WORK ITEM — Using the records below, give the number of lines where the word "Dateien" appears, with no further output.

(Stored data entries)
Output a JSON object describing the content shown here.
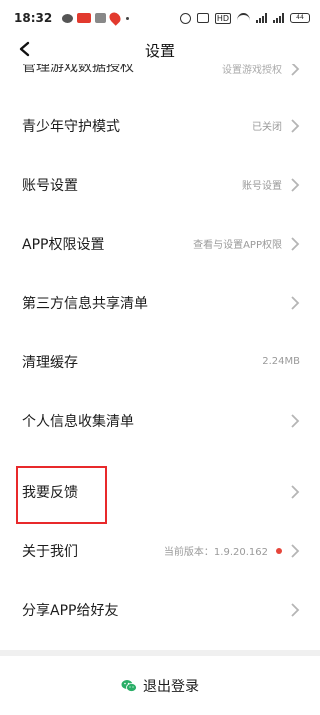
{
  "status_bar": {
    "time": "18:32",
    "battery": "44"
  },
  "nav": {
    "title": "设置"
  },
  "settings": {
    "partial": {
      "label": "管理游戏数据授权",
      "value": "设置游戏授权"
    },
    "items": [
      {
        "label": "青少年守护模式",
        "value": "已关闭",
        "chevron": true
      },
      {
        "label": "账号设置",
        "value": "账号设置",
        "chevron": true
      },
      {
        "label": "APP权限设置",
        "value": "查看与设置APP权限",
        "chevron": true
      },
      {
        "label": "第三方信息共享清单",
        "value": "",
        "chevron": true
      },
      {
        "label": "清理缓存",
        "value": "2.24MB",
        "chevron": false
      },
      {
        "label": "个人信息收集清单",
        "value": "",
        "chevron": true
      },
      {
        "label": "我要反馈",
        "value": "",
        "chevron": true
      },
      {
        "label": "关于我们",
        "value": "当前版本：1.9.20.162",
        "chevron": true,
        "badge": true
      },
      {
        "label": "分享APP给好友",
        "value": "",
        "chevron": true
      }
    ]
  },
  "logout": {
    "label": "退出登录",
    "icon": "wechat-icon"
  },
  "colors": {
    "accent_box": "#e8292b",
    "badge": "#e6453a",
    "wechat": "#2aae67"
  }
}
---
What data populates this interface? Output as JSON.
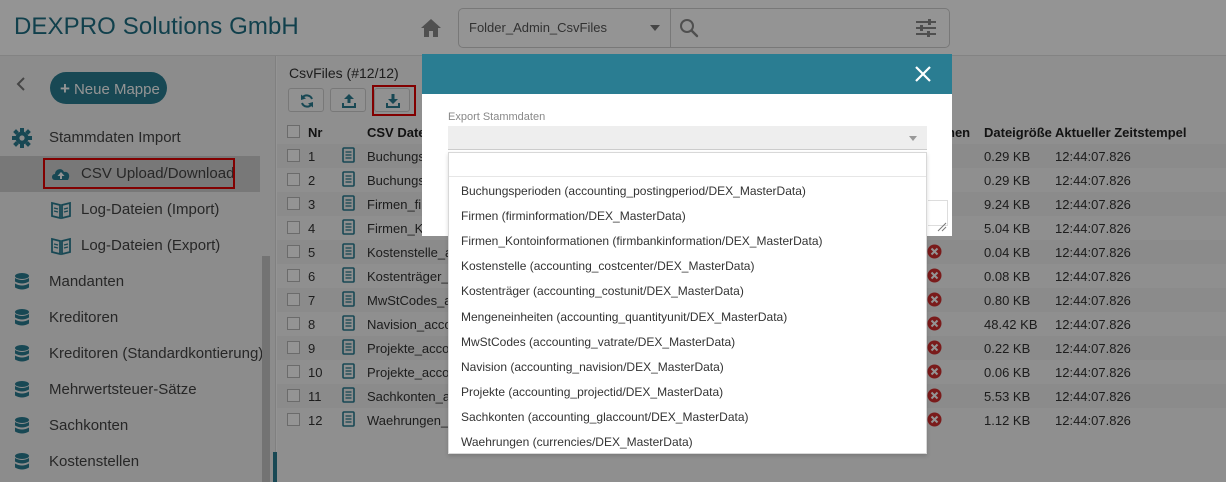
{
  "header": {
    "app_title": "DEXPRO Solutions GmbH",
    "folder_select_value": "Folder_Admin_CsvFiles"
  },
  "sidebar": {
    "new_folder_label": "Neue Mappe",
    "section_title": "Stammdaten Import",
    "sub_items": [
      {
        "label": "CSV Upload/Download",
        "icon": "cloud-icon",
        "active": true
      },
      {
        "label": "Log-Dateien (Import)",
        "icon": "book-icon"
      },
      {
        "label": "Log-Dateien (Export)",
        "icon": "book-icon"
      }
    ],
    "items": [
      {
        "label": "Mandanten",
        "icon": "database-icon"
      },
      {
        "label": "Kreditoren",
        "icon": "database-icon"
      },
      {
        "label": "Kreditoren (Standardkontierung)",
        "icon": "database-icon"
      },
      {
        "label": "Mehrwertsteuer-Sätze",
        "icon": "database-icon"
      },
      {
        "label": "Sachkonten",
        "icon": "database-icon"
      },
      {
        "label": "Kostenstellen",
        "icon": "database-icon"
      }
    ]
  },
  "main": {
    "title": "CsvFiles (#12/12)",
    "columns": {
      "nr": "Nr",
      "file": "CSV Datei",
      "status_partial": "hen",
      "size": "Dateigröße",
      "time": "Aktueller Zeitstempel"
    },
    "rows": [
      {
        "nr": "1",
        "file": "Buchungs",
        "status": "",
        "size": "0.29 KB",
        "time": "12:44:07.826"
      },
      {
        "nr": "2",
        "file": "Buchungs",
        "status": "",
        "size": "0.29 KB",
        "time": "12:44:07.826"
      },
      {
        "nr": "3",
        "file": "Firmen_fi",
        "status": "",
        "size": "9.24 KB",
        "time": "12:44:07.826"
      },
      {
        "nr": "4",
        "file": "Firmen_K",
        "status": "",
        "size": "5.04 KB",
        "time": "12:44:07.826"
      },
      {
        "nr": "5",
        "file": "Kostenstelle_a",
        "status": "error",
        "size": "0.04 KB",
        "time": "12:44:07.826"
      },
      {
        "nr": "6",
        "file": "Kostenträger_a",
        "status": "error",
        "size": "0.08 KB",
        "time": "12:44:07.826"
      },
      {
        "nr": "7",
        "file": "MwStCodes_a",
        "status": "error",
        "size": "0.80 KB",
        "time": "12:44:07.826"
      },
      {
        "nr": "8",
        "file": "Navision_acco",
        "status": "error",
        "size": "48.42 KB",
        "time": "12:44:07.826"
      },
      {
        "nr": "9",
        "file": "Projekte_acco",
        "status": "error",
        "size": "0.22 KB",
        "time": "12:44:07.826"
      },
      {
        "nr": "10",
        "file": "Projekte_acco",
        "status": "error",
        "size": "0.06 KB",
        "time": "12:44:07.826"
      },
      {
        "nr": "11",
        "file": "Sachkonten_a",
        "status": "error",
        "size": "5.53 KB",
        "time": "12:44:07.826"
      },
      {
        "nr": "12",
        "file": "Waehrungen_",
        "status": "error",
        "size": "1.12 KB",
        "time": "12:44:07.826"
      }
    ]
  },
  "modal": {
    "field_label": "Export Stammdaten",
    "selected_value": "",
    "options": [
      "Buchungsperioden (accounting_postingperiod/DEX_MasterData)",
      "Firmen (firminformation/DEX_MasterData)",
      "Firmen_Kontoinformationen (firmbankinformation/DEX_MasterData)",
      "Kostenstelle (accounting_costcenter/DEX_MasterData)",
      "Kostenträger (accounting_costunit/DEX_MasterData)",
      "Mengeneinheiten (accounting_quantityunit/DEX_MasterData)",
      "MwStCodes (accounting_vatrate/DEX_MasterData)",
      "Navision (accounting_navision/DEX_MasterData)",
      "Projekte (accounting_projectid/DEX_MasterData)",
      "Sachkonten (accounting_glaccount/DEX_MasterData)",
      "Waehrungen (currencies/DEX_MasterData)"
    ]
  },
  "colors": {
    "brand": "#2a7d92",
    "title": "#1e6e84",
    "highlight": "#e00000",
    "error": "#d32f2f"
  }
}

RESPONSE — 2